If I were to consider the question of "What makes a person?", I would think more along the lines that we are varied in nature, in the sense that there is an intellectual, an emotional and an intuitive aspect to our nature; that we have basic physical appetites alongside more spiritual and creative faculties and so on.

The particular mix varies between people and doesn't make them more or less human. We remain a person no matter which of these qualities we show.

The aim, though, is generally to live by our higher nature. This means that we won't always do what we want. We might reject a passing want as being incompatible with our better nature or with what we owe to others.

When modernism was less advanced than it is today there was a greater emphasis on the cultivation of character and on the quality of the inner life (art, nature, manhood, virtue etc). The ideals of service and of loyalty were also more prominent.

It's odd to think that we are now considered distinctively a "person" simply because we do what we want to. It would seem to reduce us to the level of the average pet cat.

I believe we can do better.


  1. Since Christianity still permeates the West, there is this pervasive sense that we must improve morally. Maybe this is why everything--even the most ridiculous things--are justified as Progress. But here's the kicker: you can improve--that is, be fully, authentically human--just by doing what you want.

    That's a deal with the devil if I've ever seen one!

  2. I ask myself all too often, how can this all be reversed?

    How do we oppose the ideology of hedonistic permissivism if people generally 'think' emotionally these days?

    To reverse the trend, we need to motivate people into reacting in a way that goes against their modern emotional instincts.

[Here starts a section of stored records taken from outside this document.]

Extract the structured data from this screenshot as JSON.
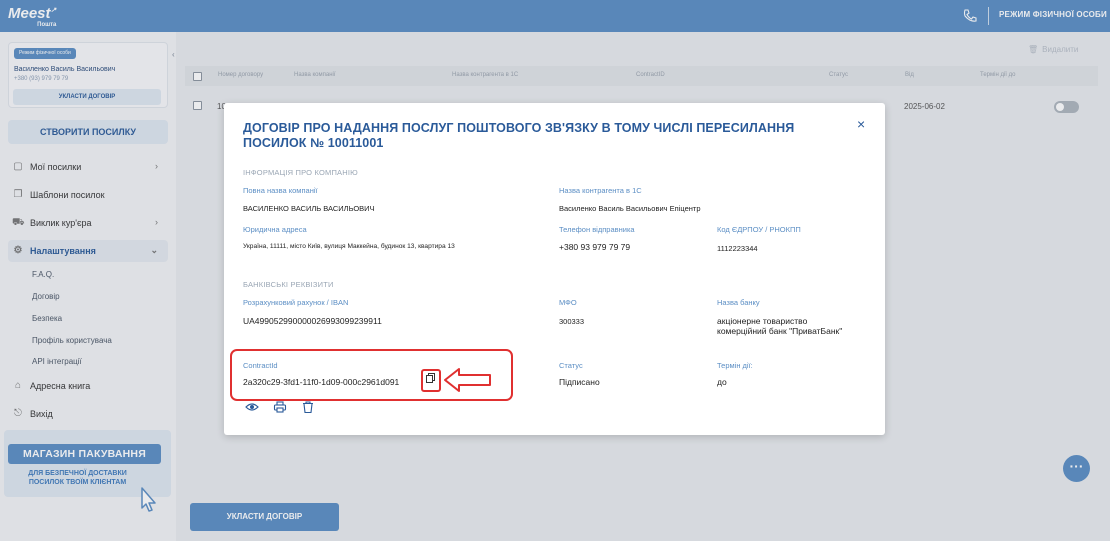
{
  "header": {
    "logo_text": "Meest",
    "logo_sub": "Пошта",
    "mode_label": "РЕЖИМ ФІЗИЧНОЇ ОСОБИ",
    "phone_icon": "phone-icon"
  },
  "sidebar": {
    "user": {
      "mode_badge": "Режим фізичної особи",
      "name": "Василенко Василь Васильович",
      "phone": "+380 (93) 979 79 79",
      "conclude_label": "УКЛАСТИ ДОГОВІР"
    },
    "create_parcel_label": "СТВОРИТИ ПОСИЛКУ",
    "menu": [
      {
        "label": "Мої посилки",
        "icon": "box-icon",
        "chevron": "›"
      },
      {
        "label": "Шаблони посилок",
        "icon": "template-icon",
        "chevron": ""
      },
      {
        "label": "Виклик кур'єра",
        "icon": "truck-icon",
        "chevron": "›"
      },
      {
        "label": "Налаштування",
        "icon": "gear-icon",
        "chevron": "⌄"
      },
      {
        "label": "Адресна книга",
        "icon": "address-book-icon",
        "chevron": ""
      },
      {
        "label": "Вихід",
        "icon": "logout-icon",
        "chevron": ""
      }
    ],
    "submenu": [
      "F.A.Q.",
      "Договір",
      "Безпека",
      "Профіль користувача",
      "API інтеграції"
    ],
    "shop": {
      "title": "МАГАЗИН ПАКУВАННЯ",
      "subtitle": "ДЛЯ БЕЗПЕЧНОЇ ДОСТАВКИ ПОСИЛОК ТВОЇМ КЛІЄНТАМ"
    }
  },
  "main": {
    "delete_label": "Видалити",
    "columns": [
      "Номер договору",
      "Назва компанії",
      "Назва контрагента в 1С",
      "ContractID",
      "Статус",
      "Від",
      "Термін дії до"
    ],
    "row": {
      "number": "10",
      "from_date": "2025-06-02"
    },
    "conclude_label": "УКЛАСТИ ДОГОВІР"
  },
  "modal": {
    "title": "ДОГОВІР ПРО НАДАННЯ ПОСЛУГ ПОШТОВОГО ЗВ'ЯЗКУ В ТОМУ ЧИСЛІ ПЕРЕСИЛАННЯ ПОСИЛОК № 10011001",
    "company_section": "ІНФОРМАЦІЯ ПРО КОМПАНІЮ",
    "full_name_label": "Повна назва компанії",
    "full_name_value": "ВАСИЛЕНКО ВАСИЛЬ ВАСИЛЬОВИЧ",
    "contractor_label": "Назва контрагента в 1С",
    "contractor_value": "Василенко Василь Васильович Епіцентр",
    "legal_address_label": "Юридична адреса",
    "legal_address_value": "Україна, 11111, місто Київ, вулиця Маккейна, будинок 13, квартира 13",
    "sender_phone_label": "Телефон відправника",
    "sender_phone_value": "+380 93 979 79 79",
    "edrpou_label": "Код ЄДРПОУ / РНОКПП",
    "edrpou_value": "1112223344",
    "bank_section": "БАНКІВСЬКІ РЕКВІЗИТИ",
    "iban_label": "Розрахунковий рахунок / IBAN",
    "iban_value": "UA499052990000026993099239911",
    "mfo_label": "МФО",
    "mfo_value": "300333",
    "bank_name_label": "Назва банку",
    "bank_name_value": "акціонерне товариство комерційний банк \"ПриватБанк\"",
    "contract_id_label": "ContractId",
    "contract_id_value": "2a320c29-3fd1-11f0-1d09-000c2961d091",
    "status_label": "Статус",
    "status_value": "Підписано",
    "term_label": "Термін дії:",
    "term_value": "до",
    "close_icon": "×"
  },
  "colors": {
    "brand_blue": "#5b8ec4",
    "title_blue": "#2a5a99",
    "highlight_red": "#e03030"
  }
}
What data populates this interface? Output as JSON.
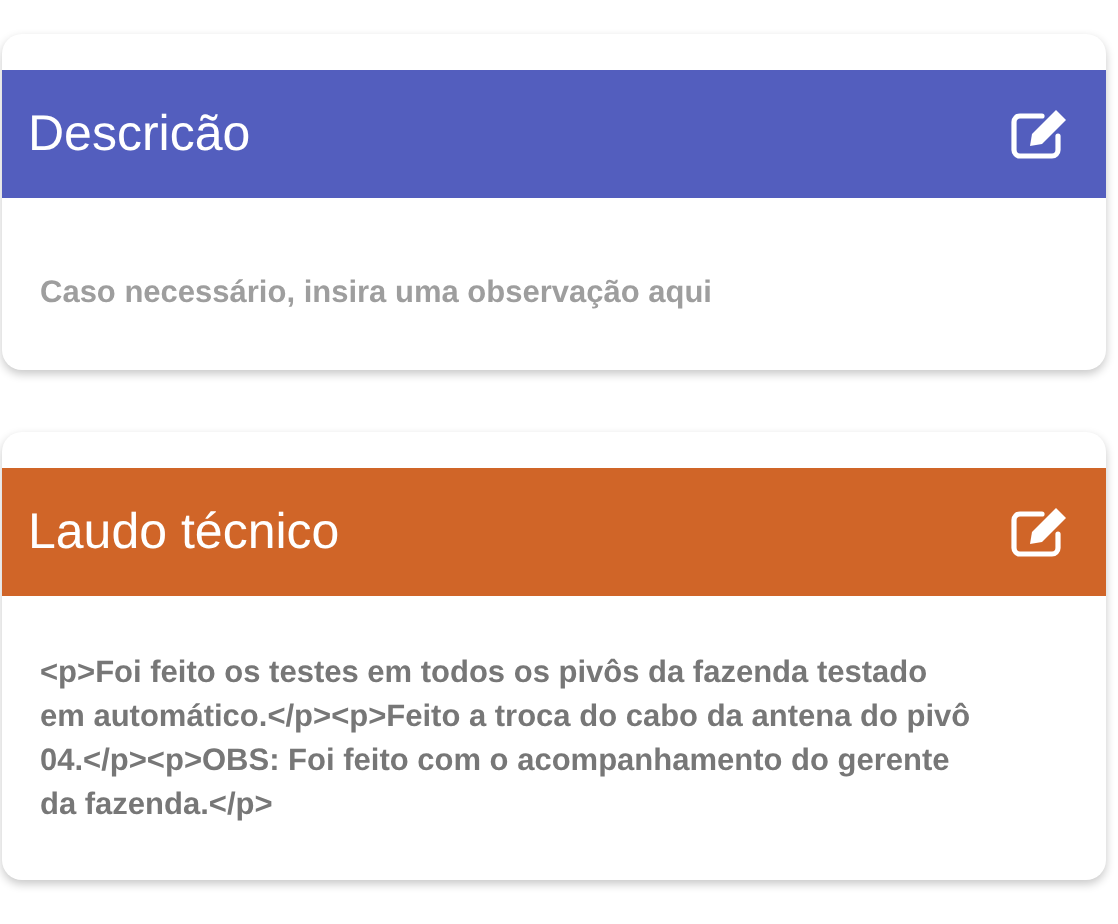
{
  "cards": [
    {
      "title": "Descricão",
      "color": "#535ebe",
      "body": {
        "kind": "placeholder",
        "text": "Caso necessário, insira uma observação aqui"
      }
    },
    {
      "title": "Laudo técnico",
      "color": "#d06528",
      "body": {
        "kind": "text",
        "text": "<p>Foi feito os testes em todos os pivôs da fazenda testado em automático.</p><p>Feito a troca do cabo da antena do pivô 04.</p><p>OBS: Foi feito com o acompanhamento do gerente da fazenda.</p>"
      }
    }
  ]
}
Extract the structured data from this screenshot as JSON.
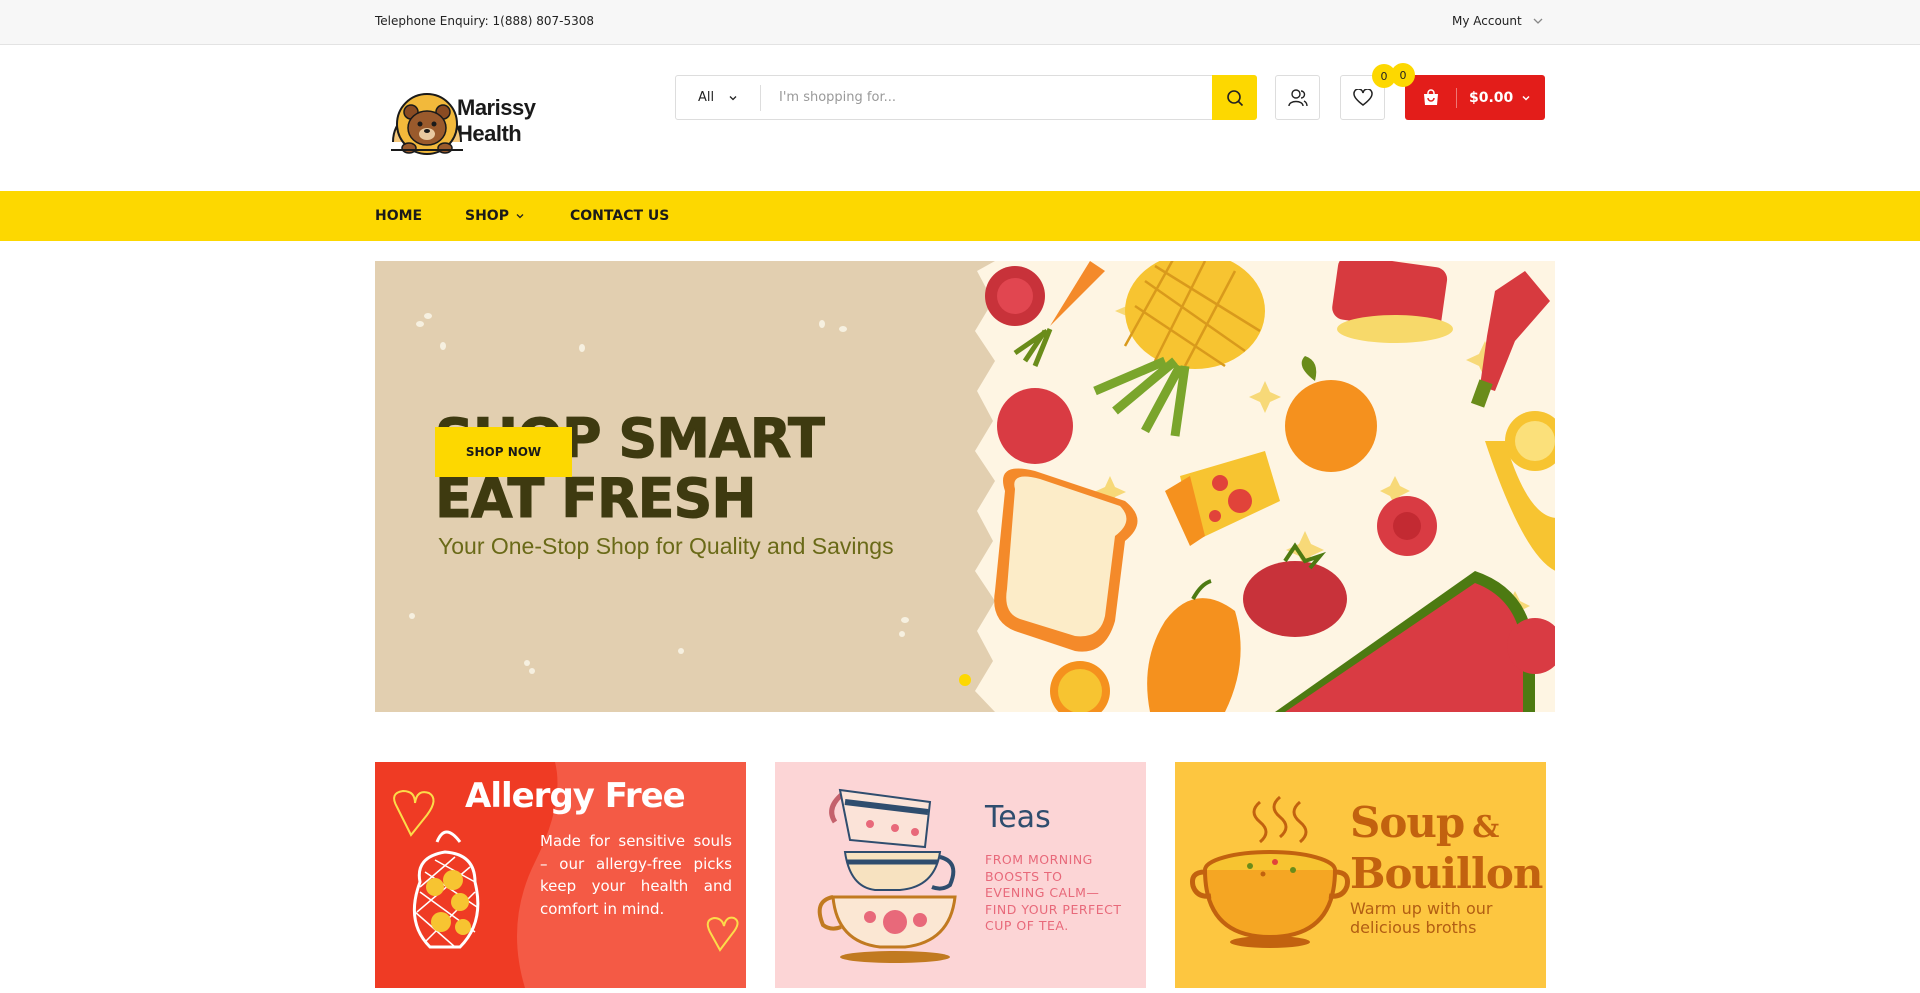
{
  "topbar": {
    "phone": "Telephone Enquiry: 1(888) 807-5308",
    "account": "My Account"
  },
  "logo": {
    "line1": "Marissy",
    "line2": "Health"
  },
  "search": {
    "category": "All",
    "placeholder": "I'm shopping for..."
  },
  "header": {
    "wishlist_count": "0",
    "cart_count": "0",
    "cart_total": "$0.00"
  },
  "nav": {
    "home": "HOME",
    "shop": "SHOP",
    "contact": "CONTACT US"
  },
  "hero": {
    "line1": "SHOP SMART",
    "line2": "EAT FRESH",
    "subtitle": "Your One-Stop Shop for Quality and Savings",
    "cta": "SHOP NOW"
  },
  "banners": [
    {
      "title": "Allergy Free",
      "desc": "Made for sensitive souls – our allergy-free picks keep your health and comfort in mind."
    },
    {
      "title": "Teas",
      "desc": "FROM MORNING BOOSTS TO EVENING CALM—FIND YOUR PERFECT CUP OF TEA."
    },
    {
      "title_a": "Soup",
      "amp": "&",
      "title_b": "Bouillon",
      "desc": "Warm up with our delicious broths"
    }
  ],
  "colors": {
    "accent": "#fdd800",
    "cart": "#e31d1a",
    "hero_bg": "#e2cfb0"
  }
}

    It would be easier to move the Pyramids to inches to the left, one block at a time.